It was a special day. It was a really special day. One of the big challenges for me in this job…when I worked on Suicide Squad, I became friends with Will Smith, and I was so deeply impressed with the amount of energy he puts into creating a good environment for everyone on set, and how much his energy was based on generosity and giving people a good experience. It was something that I really respected. I love myself the most when I’m in that mind space, when I’m generous. It was so great to see someone on that level using their power to do good in that way. My relationship with Will really reinforced some of those ambitions that I had when it came to being a good leader and being a force for good in your community and work environment. With Altered Carbon, it was my first real lead role after [Suicide Squad], and I looked at it as an opportunity to really try that. Not in the way Will does it, because he’s been doing it for 20 years; he’s a very old man now. (Laughs.) But he’s been doing it for a long time.
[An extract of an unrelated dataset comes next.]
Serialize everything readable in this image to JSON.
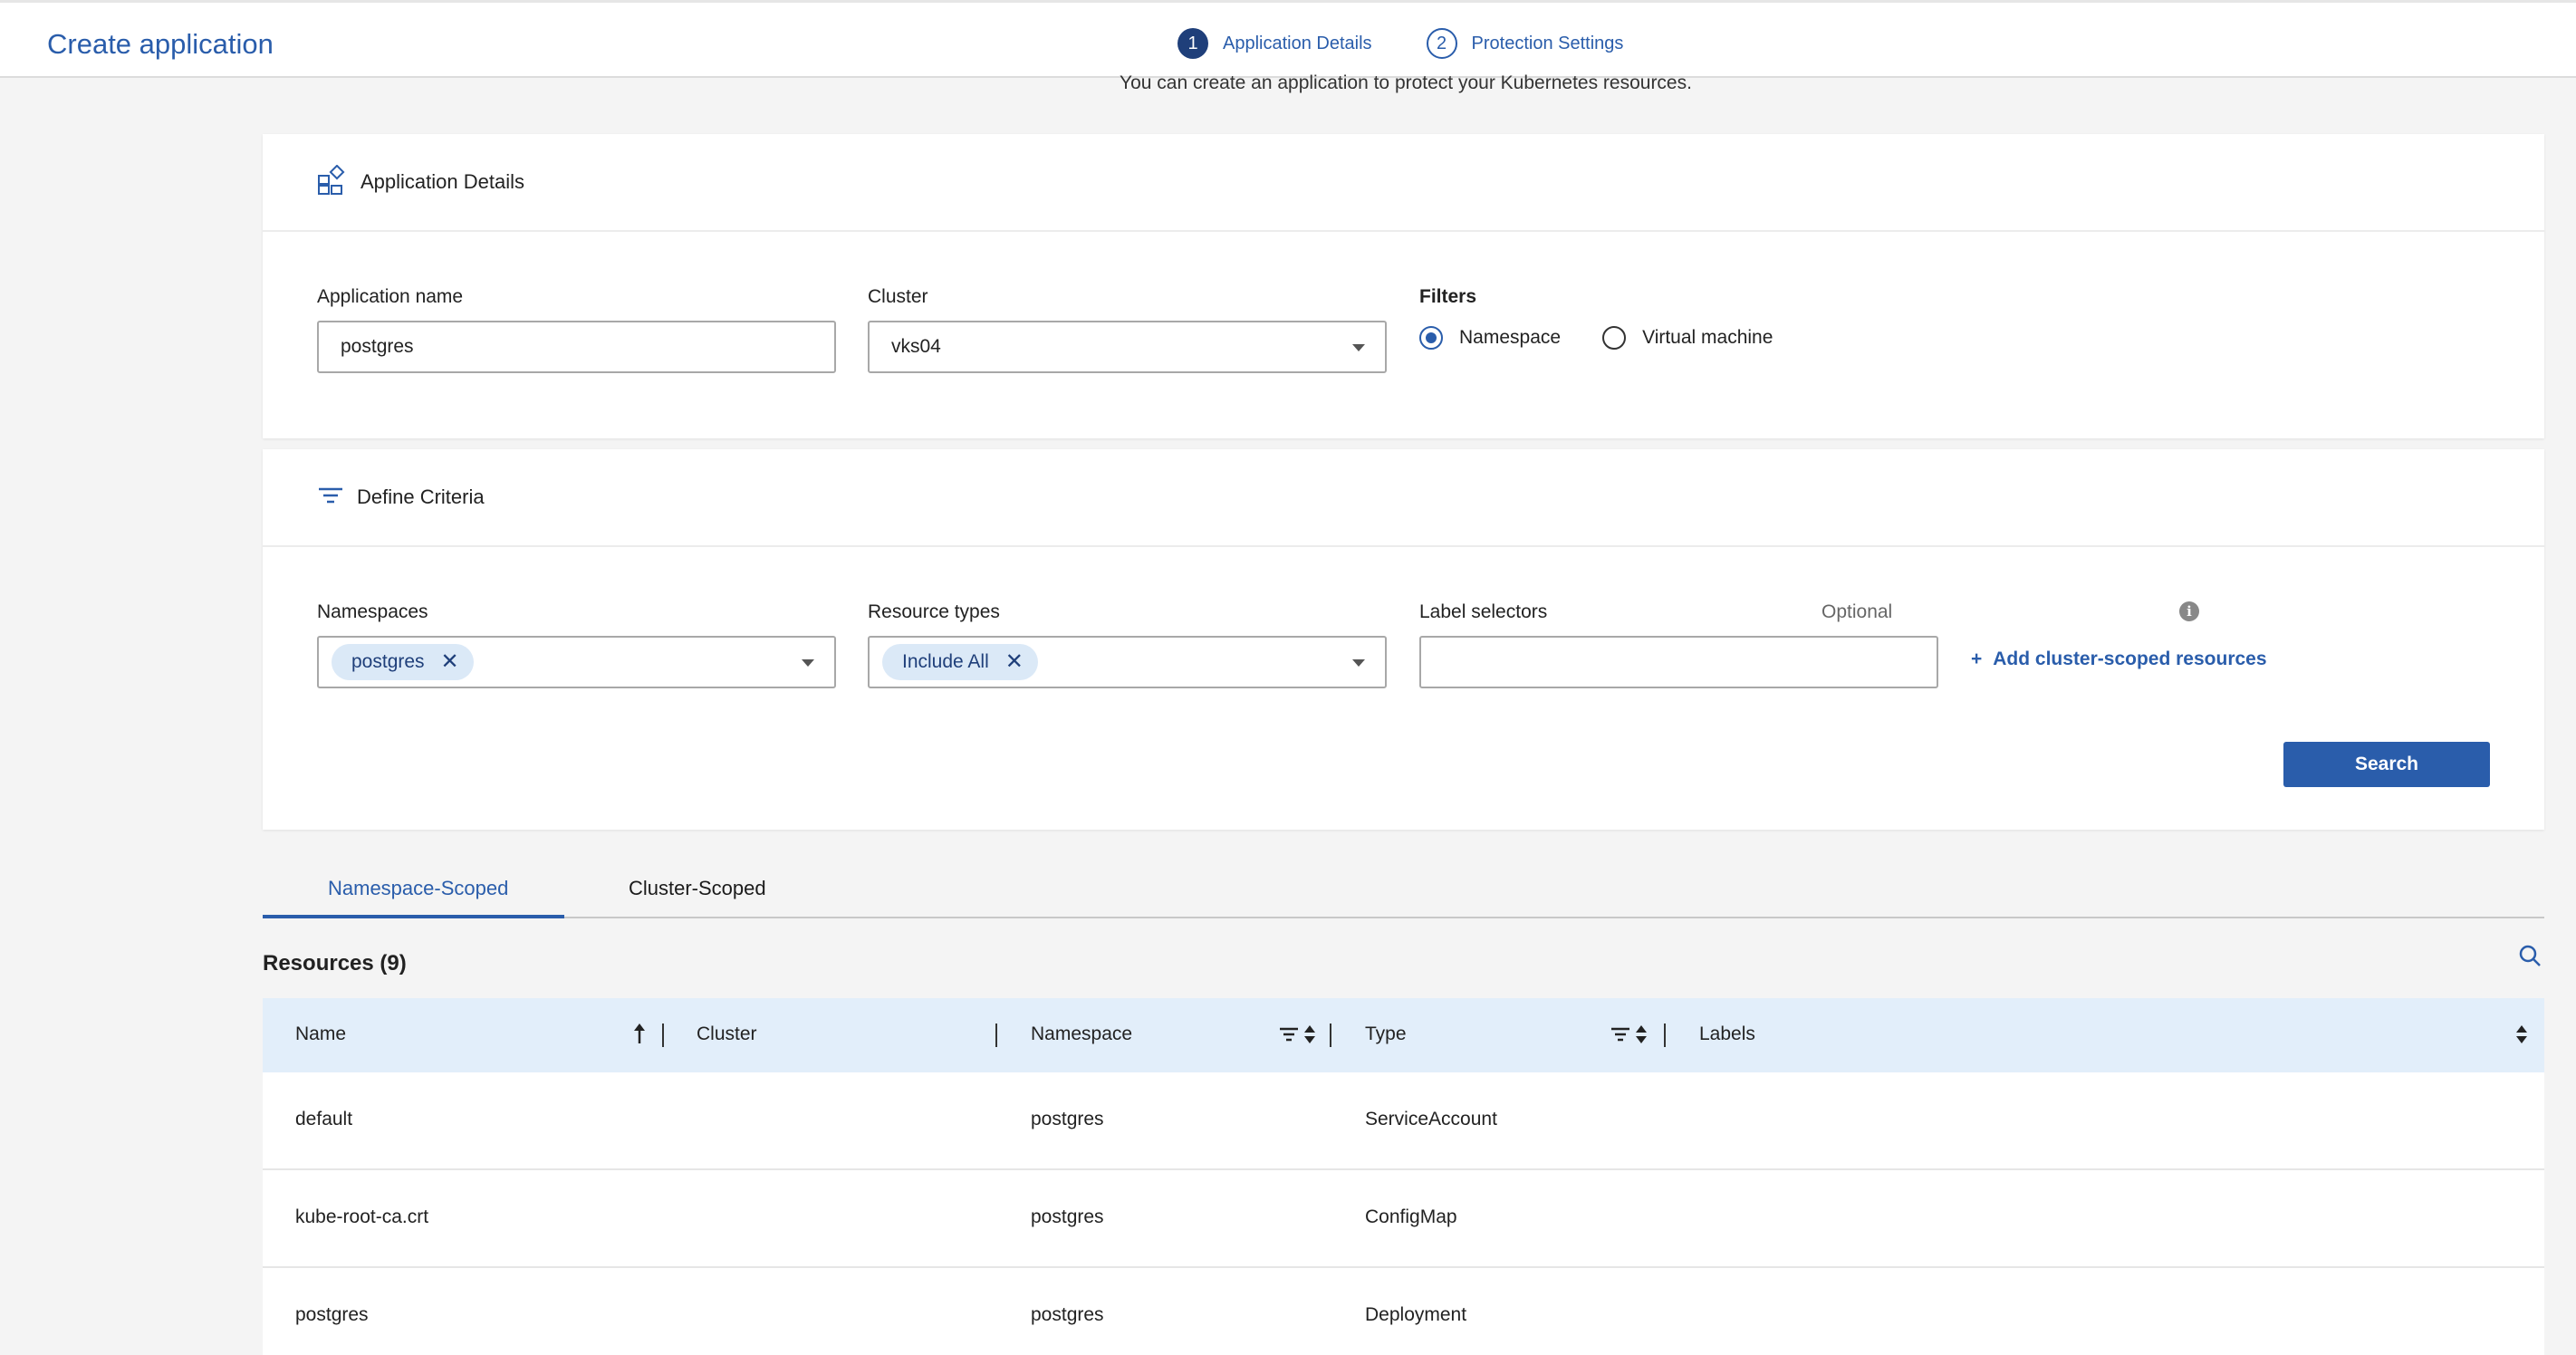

Before I went up to Vancouver to shoot, I went to see Will, and we sat down and had a conversation over maybe three or four hours about leadership. That was a big ambition that I had with this project. I put a lot of effort into it. I don’t want to come off as bragging, but it was something I was really proud of. After we wrapped, I’ve never gotten this kind of response before from a crew. Several crewmembers told me I had contributed to making it a happy period of their life. To me, it really reinforced the idea that when you see someone do good like Will does, it inspired me to do good. I saw what he did on Suicide Squad, and you would see crewmembers who were happy to come to work. Of course they were tired, but they would be happy when they went home. Their kids would have a parent who would come home happy from work. It’s all about sending those positive ripples out into the world. That’s what I’m most proud of with Altered Carbon.
You’re moving from Altered Carbon into Hanna for Amazon. What can you say about the project, which reunites you with Enos?
I loved the movie. My favorite part was the relationship between the father and daughter. The series version has an even greater focus on that. Just that idea of parenthood, and how there are so many layers…I’m so compelled by a person who takes their child, and to save it, he goes out into the woods and raises it in solitude for 14 years. To both be surviving in the woods with a child, and also raising that child in the wilderness — what that does to your mind and your connection to your child and your connection to the world — I think it’s really fascinating. Add in the fact that she’s a genetic experiment with incredible abilities? It’s such an incredible idea. It’s a family drama wrapped into this very high-concept idea, while it’s also a coming-of-age and coming-into-the-world story. I can’t wait to dive in. And then getting to play with Mireille again? That was a huge factor for me. I’m so excited about that. She’s one of my favorite people in the world, and she’s also one of my favorite actors in the world to watch and to play with. I’m so excited. I can’t wait.